Hindu Kaharingan across Time: Anthropological Portrayals of a Religion in Transition Keynote Address

Hindu Kaharingan across Time: Anthropological Portrayals of a Religion in Transition Keynote Address

  • Anne Schiller George Mason University-USA
Keywords: Hindu, Kaharingan, Anthropological, Portrayals of a Religion

Abstract

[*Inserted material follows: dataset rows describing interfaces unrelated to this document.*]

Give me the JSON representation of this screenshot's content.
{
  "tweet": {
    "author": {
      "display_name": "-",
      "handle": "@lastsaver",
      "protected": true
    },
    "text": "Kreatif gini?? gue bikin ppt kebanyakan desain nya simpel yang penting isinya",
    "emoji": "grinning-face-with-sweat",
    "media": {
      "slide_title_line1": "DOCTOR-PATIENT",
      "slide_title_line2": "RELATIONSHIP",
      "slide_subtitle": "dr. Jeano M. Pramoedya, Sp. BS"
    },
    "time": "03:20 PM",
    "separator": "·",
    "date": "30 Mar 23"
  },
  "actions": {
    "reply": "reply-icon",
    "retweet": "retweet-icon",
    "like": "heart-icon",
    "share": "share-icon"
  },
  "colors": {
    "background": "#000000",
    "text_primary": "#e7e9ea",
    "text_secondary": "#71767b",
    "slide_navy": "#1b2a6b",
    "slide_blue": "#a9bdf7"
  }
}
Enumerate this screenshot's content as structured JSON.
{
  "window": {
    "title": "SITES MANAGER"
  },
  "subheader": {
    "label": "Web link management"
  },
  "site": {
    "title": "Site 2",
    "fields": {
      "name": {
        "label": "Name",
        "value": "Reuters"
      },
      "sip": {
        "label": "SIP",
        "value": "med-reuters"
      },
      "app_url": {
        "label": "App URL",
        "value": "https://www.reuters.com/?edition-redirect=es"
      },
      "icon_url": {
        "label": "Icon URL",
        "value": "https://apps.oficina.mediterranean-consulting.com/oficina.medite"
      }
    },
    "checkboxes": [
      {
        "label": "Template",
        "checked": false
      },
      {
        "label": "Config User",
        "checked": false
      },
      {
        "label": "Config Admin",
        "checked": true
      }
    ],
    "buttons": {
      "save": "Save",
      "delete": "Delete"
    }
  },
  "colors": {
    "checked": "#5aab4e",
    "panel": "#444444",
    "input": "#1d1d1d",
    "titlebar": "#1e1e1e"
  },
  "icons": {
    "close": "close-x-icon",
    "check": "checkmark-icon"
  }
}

The beliefs and religious practices of Kalimantan’s indigenous peoples have been documented by social scientists and others for well over a century.  Hindu Kaharingan, however, is unique in the robust level of scientific attention that it has attracted. Anthropologists have had the privilege of investigating and analyzing part of Hindu Kaharingan’s unfolding story. The vitality of Hindu Kaharingan and its role in local identity continues to generate interest among Indonesian and foreign researchers alike. This presentation examines changes in how Kaharingan has been portrayed by anthropologists over time. It argues that the recognition of Hindu Kaharingan was a watershed moment in indigenous religious activism.  Since that time, Hindu Kaharingan has often been cited as an example of a native religion that has survived and thrived in the face of social transformation. Yet, interest in Hindu Kaharingan is not limited to academicians only. In 1996, with the encouragement of local cultural activists, the National Geographic Society produced a television film about Kaharingan. While the film led to broader appreciation across the globe of Dayak culture, its production also raised complex issues regarding how controversial aspects of Ngaju death rituals should be portrayed. The presentation concludes with a call for new research, conducted by adherents of Hindu Kaharingan themselves and published in multiple languages in scientific journals with the highest peer review standards, to add more perspectives to this exceptional story of cultural survival and identity in contemporary Indonesia.

Published
2019-10-29